Wayne Linklater, Ian Mclean, Karin Pulskamp, Elissa Cameron and Natalie Schmitt

which males compete with other males for access to females and females are selective of their mates. However, the social system of quokkas is characterized by subtlety in social relationships which required detailed information on known individuals over at least two breeding seasons to detect. Keywords

Joan B. Silk

SOCIAL RELATIONSHIPS OF MALE BONNET MACAQUES: MALE BONDING IN A MATRILINEAL SOCIETY by JOAN B. SILK1) (Department of Anthropology, University of California, Los Angeles, CA 90024; Califor- nia Primate Research Center, University of California, Davis, California 95616, U.S.A.) (With 2 Figures

Susan Perry

MALE-FEMALE SOCIAL RELATIONSHIPS IN WILD WHITE-FACED CAPUCHINS (CEBUS CAPUCINUS) by SUSAN PERRY1,2) (Department of Anthropology, UCLA, 405 Hilgard Ave., Los Angeles, CA 90095, USA; Department of Anthropology, 13-15 H.M. Tory Bldg., Univ. of Alberta, Edmonton, AB, T6G 2H4 Canada) (Acc. 7-X-1996

Joan Silk, Dorothy Cheney and Robert Seyfarth

THE STRUCTURE OF SOCIAL RELATIONSHIPS AMONG FEMALE SAVANNA BABOONS IN MOREMI RESERVE, BOTSWANA by JOAN B. SILK 1,2) , ROBERT M. SEYFARTH 3) and DOROTHY L. CHENEY 4,5) ( 1 Department of Anthropology, University of California, Los Angeles, USA; 3 Department of Psychology, University of

Michele P. Verderane, Patrícia Izar, Elisabetta Visalberghi and Dorothy M. Fragaszy

pattern of social relationship established among them (Wrangham, 1980 ; Isbell, 1991 ; but see Sterck et al., 1997 for additional factors affecting females social relationships). According to socioecological models, females can compete directly (contest competition) or indirectly (scramble

Patrícia Izar
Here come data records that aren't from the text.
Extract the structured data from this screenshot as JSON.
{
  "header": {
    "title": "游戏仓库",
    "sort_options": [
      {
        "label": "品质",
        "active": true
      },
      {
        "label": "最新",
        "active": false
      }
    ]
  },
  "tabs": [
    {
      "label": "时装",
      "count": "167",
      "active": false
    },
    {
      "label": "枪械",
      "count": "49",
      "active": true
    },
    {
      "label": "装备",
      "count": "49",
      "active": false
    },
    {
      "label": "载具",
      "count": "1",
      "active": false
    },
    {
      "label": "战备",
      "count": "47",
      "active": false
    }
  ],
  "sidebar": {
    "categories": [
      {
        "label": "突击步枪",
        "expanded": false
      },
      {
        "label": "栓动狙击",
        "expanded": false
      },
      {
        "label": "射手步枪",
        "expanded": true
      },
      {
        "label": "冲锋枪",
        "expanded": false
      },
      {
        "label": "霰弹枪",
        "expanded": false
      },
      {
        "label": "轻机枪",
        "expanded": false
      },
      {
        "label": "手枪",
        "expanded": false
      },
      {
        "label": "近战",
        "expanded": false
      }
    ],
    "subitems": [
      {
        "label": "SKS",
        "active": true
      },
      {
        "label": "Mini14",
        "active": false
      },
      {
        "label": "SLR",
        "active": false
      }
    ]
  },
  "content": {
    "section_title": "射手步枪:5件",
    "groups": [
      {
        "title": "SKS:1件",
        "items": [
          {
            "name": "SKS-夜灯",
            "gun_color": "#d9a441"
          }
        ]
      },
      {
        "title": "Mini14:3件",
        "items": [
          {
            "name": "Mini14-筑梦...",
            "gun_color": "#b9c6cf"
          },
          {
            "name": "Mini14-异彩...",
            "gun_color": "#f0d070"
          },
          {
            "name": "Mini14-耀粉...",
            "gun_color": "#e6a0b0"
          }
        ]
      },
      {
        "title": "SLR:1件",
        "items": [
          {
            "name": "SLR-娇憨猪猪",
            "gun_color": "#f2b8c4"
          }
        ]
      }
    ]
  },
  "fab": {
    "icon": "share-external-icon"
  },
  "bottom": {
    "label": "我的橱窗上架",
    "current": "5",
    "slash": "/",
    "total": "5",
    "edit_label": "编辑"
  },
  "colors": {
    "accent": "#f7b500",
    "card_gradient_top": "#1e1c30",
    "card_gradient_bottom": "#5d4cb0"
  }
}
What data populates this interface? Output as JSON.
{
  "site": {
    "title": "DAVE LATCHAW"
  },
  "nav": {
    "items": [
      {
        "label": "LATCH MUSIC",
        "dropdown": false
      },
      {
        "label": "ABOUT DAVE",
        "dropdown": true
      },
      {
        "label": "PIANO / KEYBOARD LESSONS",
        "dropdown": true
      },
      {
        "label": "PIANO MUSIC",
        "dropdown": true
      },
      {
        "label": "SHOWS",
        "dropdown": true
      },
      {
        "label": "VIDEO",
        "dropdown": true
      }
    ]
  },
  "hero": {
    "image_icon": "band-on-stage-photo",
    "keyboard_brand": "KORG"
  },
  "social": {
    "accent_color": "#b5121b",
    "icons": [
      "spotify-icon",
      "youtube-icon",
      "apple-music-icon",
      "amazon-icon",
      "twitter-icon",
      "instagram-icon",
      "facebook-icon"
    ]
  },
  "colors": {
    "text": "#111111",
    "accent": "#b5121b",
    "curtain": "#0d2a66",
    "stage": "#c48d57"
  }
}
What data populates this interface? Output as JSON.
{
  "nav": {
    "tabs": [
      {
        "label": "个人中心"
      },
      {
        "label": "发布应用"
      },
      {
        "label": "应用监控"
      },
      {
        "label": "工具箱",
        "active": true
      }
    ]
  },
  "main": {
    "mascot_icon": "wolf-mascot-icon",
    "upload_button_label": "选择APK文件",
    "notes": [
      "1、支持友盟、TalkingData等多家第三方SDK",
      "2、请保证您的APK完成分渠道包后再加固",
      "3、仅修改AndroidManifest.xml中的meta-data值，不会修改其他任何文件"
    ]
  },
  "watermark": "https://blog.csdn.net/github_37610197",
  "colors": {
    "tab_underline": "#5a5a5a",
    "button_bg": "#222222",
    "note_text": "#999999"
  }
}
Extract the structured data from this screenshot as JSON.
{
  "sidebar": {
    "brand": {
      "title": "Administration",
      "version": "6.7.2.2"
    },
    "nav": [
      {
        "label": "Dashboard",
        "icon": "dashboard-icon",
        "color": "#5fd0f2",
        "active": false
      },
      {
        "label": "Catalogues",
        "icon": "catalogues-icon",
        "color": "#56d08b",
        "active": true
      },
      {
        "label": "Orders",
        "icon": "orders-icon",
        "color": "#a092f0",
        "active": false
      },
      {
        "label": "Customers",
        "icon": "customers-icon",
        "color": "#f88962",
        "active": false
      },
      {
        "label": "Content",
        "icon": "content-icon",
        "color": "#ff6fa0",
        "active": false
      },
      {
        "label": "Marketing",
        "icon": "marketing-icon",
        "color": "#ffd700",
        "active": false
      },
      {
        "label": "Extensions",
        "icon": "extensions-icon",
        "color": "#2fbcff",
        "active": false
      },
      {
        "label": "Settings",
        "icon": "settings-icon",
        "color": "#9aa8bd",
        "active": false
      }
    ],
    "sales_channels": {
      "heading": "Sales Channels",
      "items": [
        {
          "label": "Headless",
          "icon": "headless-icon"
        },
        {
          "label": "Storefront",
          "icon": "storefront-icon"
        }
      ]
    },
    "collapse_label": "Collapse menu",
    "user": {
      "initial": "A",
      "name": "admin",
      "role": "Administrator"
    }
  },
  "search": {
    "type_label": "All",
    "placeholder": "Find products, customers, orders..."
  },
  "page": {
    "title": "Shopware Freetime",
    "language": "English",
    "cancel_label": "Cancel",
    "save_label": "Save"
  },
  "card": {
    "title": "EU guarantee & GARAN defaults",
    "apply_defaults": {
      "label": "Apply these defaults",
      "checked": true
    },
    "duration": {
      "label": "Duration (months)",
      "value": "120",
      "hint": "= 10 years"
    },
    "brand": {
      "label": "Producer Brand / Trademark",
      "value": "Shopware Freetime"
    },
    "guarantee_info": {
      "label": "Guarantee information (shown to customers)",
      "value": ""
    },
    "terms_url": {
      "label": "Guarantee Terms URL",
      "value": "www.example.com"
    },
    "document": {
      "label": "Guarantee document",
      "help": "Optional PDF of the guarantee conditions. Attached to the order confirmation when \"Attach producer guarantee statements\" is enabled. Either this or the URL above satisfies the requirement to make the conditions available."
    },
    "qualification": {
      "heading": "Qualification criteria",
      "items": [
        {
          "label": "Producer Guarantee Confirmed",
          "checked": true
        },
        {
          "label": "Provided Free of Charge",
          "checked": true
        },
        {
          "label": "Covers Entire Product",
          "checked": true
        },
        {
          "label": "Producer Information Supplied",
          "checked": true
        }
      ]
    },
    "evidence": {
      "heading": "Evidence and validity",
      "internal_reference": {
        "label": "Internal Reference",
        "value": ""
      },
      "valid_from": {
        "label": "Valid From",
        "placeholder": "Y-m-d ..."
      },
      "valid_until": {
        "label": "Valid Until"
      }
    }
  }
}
FEMALE SOCIAL RELATIONSHIPS OF CEBUS APELLA NIGRITUS IN A SOUTHEASTERN ATLANTIC FOREST: AN ANALYSIS THROUGH ECOLOGICAL MODELS OF PRIMATE SOCIAL EVOLUTION by PATRÍCIA IZAR 1,2) (Department of General Ecology, University of São Paulo, Brazil) (Acc. 14-X-2003) Summary Theoretical models about

D.P. Dickson, D.A. Wieckert and G.R. Barr

SOCIAL RELATIONSHIP OF DAIRY COWS IN A FEED LOT by D. P. DICKSON, G. R. BARR and D. A. WIECKERT 1)2)3) (Department of Dairy Science, University of Wisconsin, Madison (Wisc.), USA) (With 2 Figures) (Rec. 1-X-1966) Social organization is a phenomenon found among nearly all groups of animals that

R.I.M. Dunbar

STRUCTURE OF GELADA BABOON REPRODUCTIVE UNITS I. STABILITY OF SOCIAL RELATIONSHIPS by R. I. M. DUNBAR 1) (King's College Research Centre, Cambridge, England) (With 2 Figures) (Acc. 16-X-1978) Gelada baboons (Theropithecus gelada) live in one-male reproductive units that contain, on average, one

Truman Young and Lynne Isbell

ECOLOGICAL MODELS OF FEMALE SOCIAL RELATIONSHIPS IN PRIMATES: SIMILARITIES, DISPARITIES, AND SOME DIRECTIONS FOR FUTURE CLARITY by LYNNE A. ISBELL 1) and TRUMAN P. YOUNG 2) (Departments of Anthropology and Environmental Horticulture, University of California, Davis, CA 95616, USA) (Acc. 30-XI